Mortician’s Tale – A Different View on How Games Treat Death
This talk was about the concept of death in a game called Mortician’s Tale. As described by the creator Morticians Tale is ‘a job simulator game’ about being a Mortician.
During the talk the speaker made a number of interesting points including:
- Death systems in games have endured. In Mortician’s tale they wanted to explore ways of displaying it.
- It was important that death in the game should relate to narrative and mechanics of game.
- One book that was influential to the development was ‘Smoke Gets in Your Eyes’ by Caitlin Doughty.
- The purple color in the game was used to hide the ugliness of death and reflects melancholy.
- The game removes the ability to fail during preparation of the body as the creators felt it would disrespect the bodies.

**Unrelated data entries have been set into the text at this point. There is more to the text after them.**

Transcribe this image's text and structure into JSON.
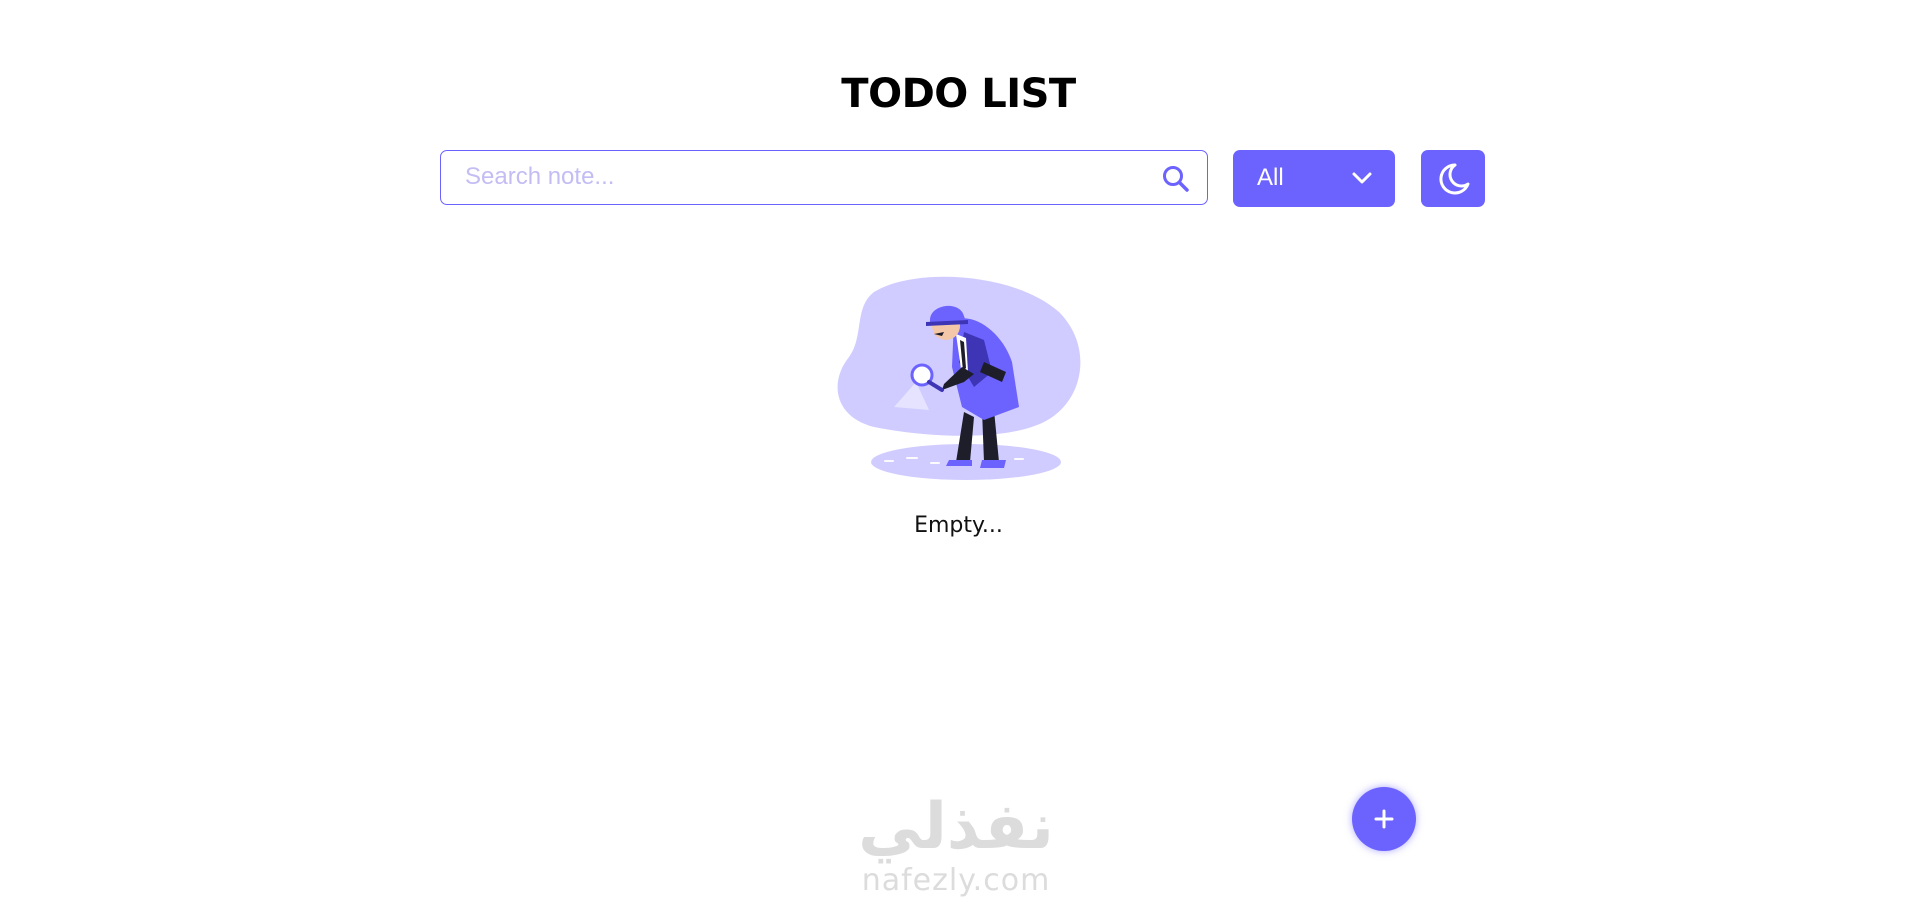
{
  "header": {
    "title": "TODO LIST"
  },
  "search": {
    "placeholder": "Search note...",
    "value": "",
    "icon": "search-icon"
  },
  "filter": {
    "selected": "All",
    "icon": "chevron-down-icon"
  },
  "theme_toggle": {
    "icon": "moon-icon"
  },
  "empty_state": {
    "illustration": "detective-magnifying-glass",
    "text": "Empty..."
  },
  "add_button": {
    "icon": "plus-icon"
  },
  "watermark": {
    "arabic": "نفذلي",
    "latin": "nafezly.com"
  },
  "colors": {
    "accent": "#6c63ff",
    "accent_light": "#c3bdf4",
    "background": "#ffffff",
    "text": "#000000"
  }
}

- The protagonist of the game was made silent as a silent protagonist can act as a vessel for players.
- A silent protagonist also underscores the importance of listening in the grieving process.
- Post release the feedback was positive and the creator believed there was some evidence of a transformative effect due to the design decisions made while making the game.
At the end of the conference the speaker made recommendations of a number of other games to look at that explore the topic of death:
Finally the speaker made four major recommendations for how to do death in games better:
- Make it meaningful.
- Do your research.
- Be understanding with your players.
- Asses your own feelings.